Parkers overall rating: 3.9 out of 5 3.9
  • One petrol-electric hybrid and one diesel from launch
  • Drive sedately and you'll be fine
  • Plug-in hybrid with more power on the way

The Sorento is available from launch with a self-charging hybrid, combining a 1.6-litre four-cylinder turbocharged petrol to a 44.2kW electric motor and a 1.48kWh battery.

Badged 1.6 T-GDi HEV, the combined power is 230hp and 350Nm of torque. It takes 8.7 seconds to get from 0-60mph and top speed is 119mph.

The electrical assistance at low revs is very welcome, disguising this small engine in a large car quite well around town. This is thanks to a sharp enough response from the electric motor at low speeds, which also avoids being neck-jerking for the six other occupants.

Once you leave town, however, it struggles to disguise the weight the faster you go. You can gently cruise up to the national speed limit with little fuss, but once you need to overtake or get up to speed on a motorway slip road, this engine will be throwing a tantrum quickly. There’s no escaping from this small engine having to deal with a two-tonne kerb weight.

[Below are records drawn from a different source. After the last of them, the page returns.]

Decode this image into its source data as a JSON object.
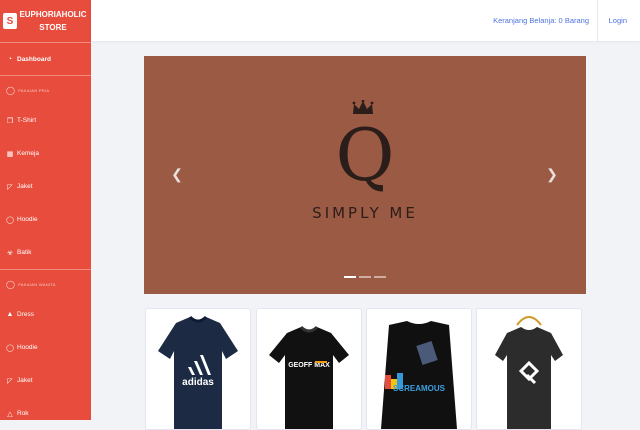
{
  "brand": {
    "logo_glyph": "S",
    "name": "EUPHORIAHOLIC STORE"
  },
  "sidebar": {
    "dashboard": {
      "label": "Dashboard",
      "icon": "dashboard-icon"
    },
    "sections": [
      {
        "heading": "PAKAIAN PRIA",
        "icon": "shirt-outline-icon",
        "items": [
          {
            "label": "T-Shirt",
            "icon": "tshirt-icon"
          },
          {
            "label": "Kemeja",
            "icon": "shirt-icon"
          },
          {
            "label": "Jaket",
            "icon": "jacket-icon"
          },
          {
            "label": "Hoodie",
            "icon": "hoodie-icon"
          },
          {
            "label": "Batik",
            "icon": "batik-icon"
          }
        ]
      },
      {
        "heading": "PAKAIAN WANITA",
        "icon": "shirt-outline-icon",
        "items": [
          {
            "label": "Dress",
            "icon": "dress-icon"
          },
          {
            "label": "Hoodie",
            "icon": "hoodie-icon"
          },
          {
            "label": "Jaket",
            "icon": "jacket-icon"
          },
          {
            "label": "Rok",
            "icon": "skirt-icon"
          }
        ]
      }
    ]
  },
  "topbar": {
    "cart_label": "Keranjang Belanja: 0 Barang",
    "login_label": "Login"
  },
  "carousel": {
    "slide_logo_letter": "Q",
    "slide_caption": "SIMPLY ME",
    "background_color": "#9b5a43",
    "indicators": [
      true,
      false,
      false
    ]
  },
  "products": [
    {
      "name": "adidas t-shirt",
      "print_text": "adidas",
      "color": "#1c2a44"
    },
    {
      "name": "geoffmax t-shirt",
      "print_text": "GEOFF MAX",
      "color": "#111111"
    },
    {
      "name": "screamous t-shirt",
      "print_text": "SCREAMOUS",
      "color": "#101010"
    },
    {
      "name": "logo t-shirt",
      "print_text": "",
      "color": "#2c2c2c"
    }
  ],
  "colors": {
    "sidebar": "#e74c3c",
    "link": "#4e73df",
    "page_bg": "#f2f3f7"
  }
}
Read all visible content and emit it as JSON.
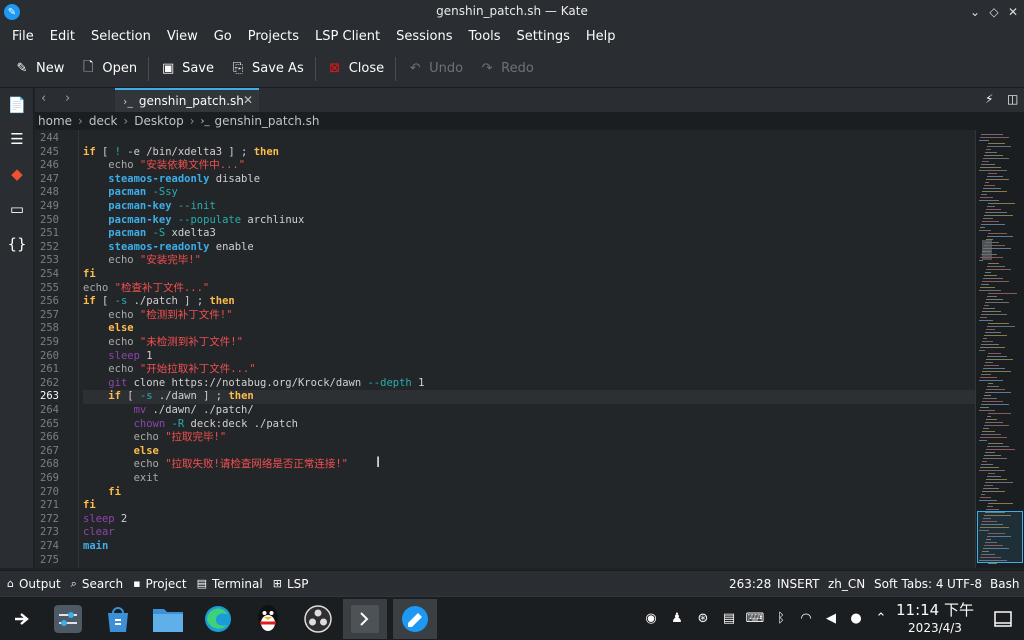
{
  "window": {
    "title": "genshin_patch.sh — Kate"
  },
  "menu": [
    "File",
    "Edit",
    "Selection",
    "View",
    "Go",
    "Projects",
    "LSP Client",
    "Sessions",
    "Tools",
    "Settings",
    "Help"
  ],
  "toolbar": {
    "new": "New",
    "open": "Open",
    "save": "Save",
    "save_as": "Save As",
    "close": "Close",
    "undo": "Undo",
    "redo": "Redo"
  },
  "tab": {
    "label": "genshin_patch.sh"
  },
  "breadcrumb": [
    "home",
    "deck",
    "Desktop",
    "genshin_patch.sh"
  ],
  "editor": {
    "current_line": 263,
    "lines": [
      {
        "n": "244",
        "html": ""
      },
      {
        "n": "245",
        "html": "<span class='kw'>if</span> [ <span class='opt'>!</span> -e /bin/xdelta3 ] ; <span class='kw'>then</span>"
      },
      {
        "n": "246",
        "html": "    <span class='pl'>echo</span> <span class='str'>\"安装依赖文件中...\"</span>"
      },
      {
        "n": "247",
        "html": "    <span class='fn'>steamos-readonly</span> disable"
      },
      {
        "n": "248",
        "html": "    <span class='fn'>pacman</span> <span class='opt'>-Ssy</span>"
      },
      {
        "n": "249",
        "html": "    <span class='fn'>pacman-key</span> <span class='opt'>--init</span>"
      },
      {
        "n": "250",
        "html": "    <span class='fn'>pacman-key</span> <span class='opt'>--populate</span> archlinux"
      },
      {
        "n": "251",
        "html": "    <span class='fn'>pacman</span> <span class='opt'>-S</span> xdelta3"
      },
      {
        "n": "252",
        "html": "    <span class='fn'>steamos-readonly</span> enable"
      },
      {
        "n": "253",
        "html": "    <span class='pl'>echo</span> <span class='str'>\"安装完毕!\"</span>"
      },
      {
        "n": "254",
        "html": "<span class='kw'>fi</span>"
      },
      {
        "n": "255",
        "html": "<span class='pl'>echo</span> <span class='str'>\"检查补丁文件...\"</span>"
      },
      {
        "n": "256",
        "html": "<span class='kw'>if</span> [ <span class='opt'>-s</span> ./patch ] ; <span class='kw'>then</span>"
      },
      {
        "n": "257",
        "html": "    <span class='pl'>echo</span> <span class='str'>\"检测到补丁文件!\"</span>"
      },
      {
        "n": "258",
        "html": "    <span class='kw'>else</span>"
      },
      {
        "n": "259",
        "html": "    <span class='pl'>echo</span> <span class='str'>\"未检测到补丁文件!\"</span>"
      },
      {
        "n": "260",
        "html": "    <span class='cmd'>sleep</span> 1"
      },
      {
        "n": "261",
        "html": "    <span class='pl'>echo</span> <span class='str'>\"开始拉取补丁文件...\"</span>"
      },
      {
        "n": "262",
        "html": "    <span class='cmd'>git</span> clone https://notabug.org/Krock/dawn <span class='opt'>--depth</span> 1"
      },
      {
        "n": "263",
        "html": "    <span class='kw'>if</span> [ <span class='opt'>-s</span> ./dawn ] ; <span class='kw'>then</span>"
      },
      {
        "n": "264",
        "html": "        <span class='cmd'>mv</span> ./dawn/ ./patch/"
      },
      {
        "n": "265",
        "html": "        <span class='cmd'>chown</span> <span class='opt'>-R</span> deck:deck ./patch"
      },
      {
        "n": "266",
        "html": "        <span class='pl'>echo</span> <span class='str'>\"拉取完毕!\"</span>"
      },
      {
        "n": "267",
        "html": "        <span class='kw'>else</span>"
      },
      {
        "n": "268",
        "html": "        <span class='pl'>echo</span> <span class='str'>\"拉取失败!请检查网络是否正常连接!\"</span>"
      },
      {
        "n": "269",
        "html": "        <span class='pl'>exit</span>"
      },
      {
        "n": "270",
        "html": "    <span class='kw'>fi</span>"
      },
      {
        "n": "271",
        "html": "<span class='kw'>fi</span>"
      },
      {
        "n": "272",
        "html": "<span class='cmd'>sleep</span> 2"
      },
      {
        "n": "273",
        "html": "<span class='cmd'>clear</span>"
      },
      {
        "n": "274",
        "html": "<span class='fn'>main</span>"
      },
      {
        "n": "275",
        "html": ""
      }
    ]
  },
  "statusbar": {
    "output": "Output",
    "search": "Search",
    "project": "Project",
    "terminal": "Terminal",
    "lsp": "LSP",
    "cursor_pos": "263:28",
    "mode": "INSERT",
    "locale": "zh_CN",
    "tabs": "Soft Tabs: 4",
    "encoding": "UTF-8",
    "language": "Bash"
  },
  "taskbar": {
    "time": "11:14 下午",
    "date": "2023/4/3"
  },
  "colors": {
    "accent": "#3daee9",
    "keyword": "#fdbc4b",
    "string": "#f44f4f",
    "function": "#3daee9",
    "command": "#8e44ad",
    "close_icon": "#ed1515"
  }
}
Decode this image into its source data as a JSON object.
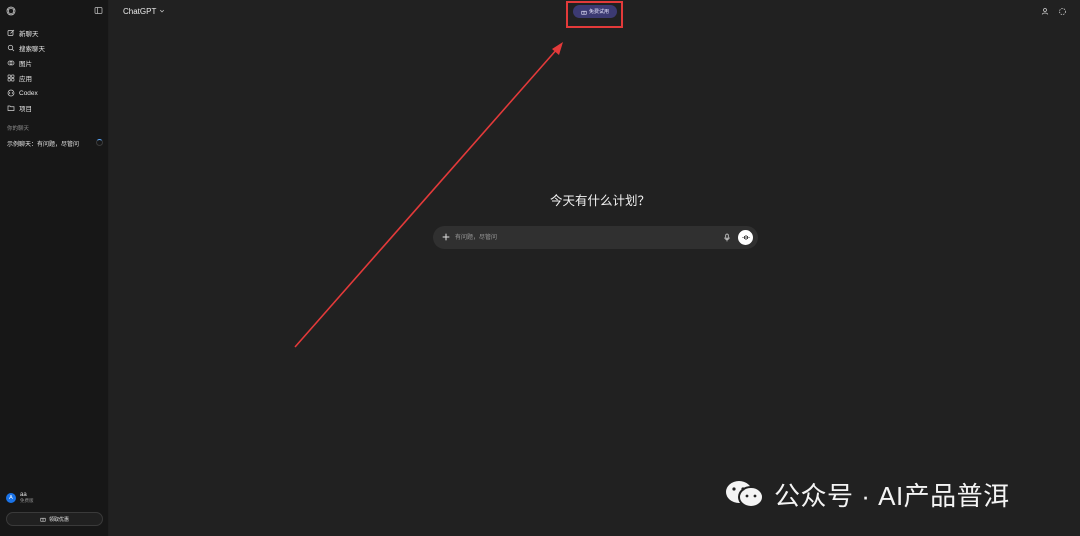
{
  "sidebar": {
    "items": [
      {
        "label": "新聊天",
        "icon": "new-chat-icon"
      },
      {
        "label": "搜索聊天",
        "icon": "search-icon"
      },
      {
        "label": "图片",
        "icon": "image-icon"
      },
      {
        "label": "应用",
        "icon": "apps-grid-icon"
      },
      {
        "label": "Codex",
        "icon": "codex-icon"
      },
      {
        "label": "项目",
        "icon": "folder-icon"
      }
    ],
    "section_title": "你的聊天",
    "chats": [
      {
        "label": "示例聊天：有问题，尽管问"
      }
    ],
    "user": {
      "avatar_letter": "A",
      "name": "aa",
      "plan": "免费版"
    },
    "upgrade_label": "领取优惠"
  },
  "header": {
    "model_name": "ChatGPT",
    "free_trial_label": "免费试用"
  },
  "main": {
    "greeting": "今天有什么计划？",
    "composer": {
      "placeholder": "有问题，尽管问"
    }
  },
  "watermark": {
    "text": "公众号 · AI产品普洱"
  },
  "colors": {
    "background": "#212121",
    "sidebar": "#171717",
    "composer": "#303030",
    "trial_pill": "#3c3a72",
    "annotation_red": "#e33a3a",
    "avatar_blue": "#1a73e8"
  }
}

That’s not to say you’ll need to plan too far ahead when there’s a couple of you on board, but once at full capacity, you might be holding your breath for longer than anticipated.

The familiar 2.2-litre CRDi unit with 200hp and 440Nm ft of torque takes 9.1 seconds to get from 0-60mph and has a top speed of 127mph.

The diesel instantly feels like a better match with its high torque output and relaxed power delivery, deploying it’s torque well from 2,000rpm.

What’s also improved is the towing capability over last diesel model, with a braked towing weight of 2,500kg is up from 2,000kg over the outgoing model, but the hybrid is 1,650kg.

A plug-in hybrid model arrives later this year which uses the same petrol engine, but has a more powerful 66.9kW electric motor and 13.8kWh battery. Power and torque figures climb up to 262bhp and 258lb ft.

Automatic only, with all-wheel drive as standard

What all Sorentos come with, however, is all-wheel drive and a smooth-shifting automatic gearbox – six speeds for the hybrids, and an eight-speed DCT for the diesel.

Both of these engines suffer from a brief delay as the gearbox wakes up for that burst of acceleration but the diesel’s biggest plus point is the sustained torque delivery when you need to get going - the hybrid can leave you floundering when the electrical assistance has gone. At least all models come with steering-wheel mounted paddles should you need to override the gearbox.


  • Safe, composed handling
  • It's hardly exciting, but that's not the point
  • All-wheel drive on all models benefits traction

Given this is one of the larger SUVs among its rivals, the Kia Sorento is very easy to pilot.

The controls are easy to use without being completely numb - the brake pedal in the diesel is extremely light and highly assisted, but the hybrid has a reassuring amount of pressure. In a typical hybrid, you’d have a really a springy pedal that initially operates the regenerative braking, before firming up for the actual brakes in a jerky manner.

The steering wheel is a nice size with consistent weighting and it’s responsive enough for you to pilot through small town roads without being in fear of scraping yourself or other road users.

The chassis setup is firm enough to stop it from wallowing side to side like the old model, but not enough to be jolting the occupants around. In short, the Sorento doesn’t feel like a tank.

Trying to drive the Sorento fast like a hatchback won’t necessarily upset the large SUV but it’ll just feel clumsy, so it’s best to drive it in a relaxed manner.

There are plenty of drive modes to choose from, all selected by a rotary dial arranged in a similar fashion to Land Rover’s Terrain response. You get a choice of Eco, Sport and Smart (plus an additional Comfort mode on the diesel), which adjusts throttle and steering response. Sport brings regenerative braking while Eco lets you coast.

Off road modes include Snow, Mud and Sand. It’s unlikely to bother a Land Rover Discovery Sport on the rough stuff, but it should prove more than capable for most needs.

Higher-spec 3 and 4 also come with self-levelling rear which will aid towing.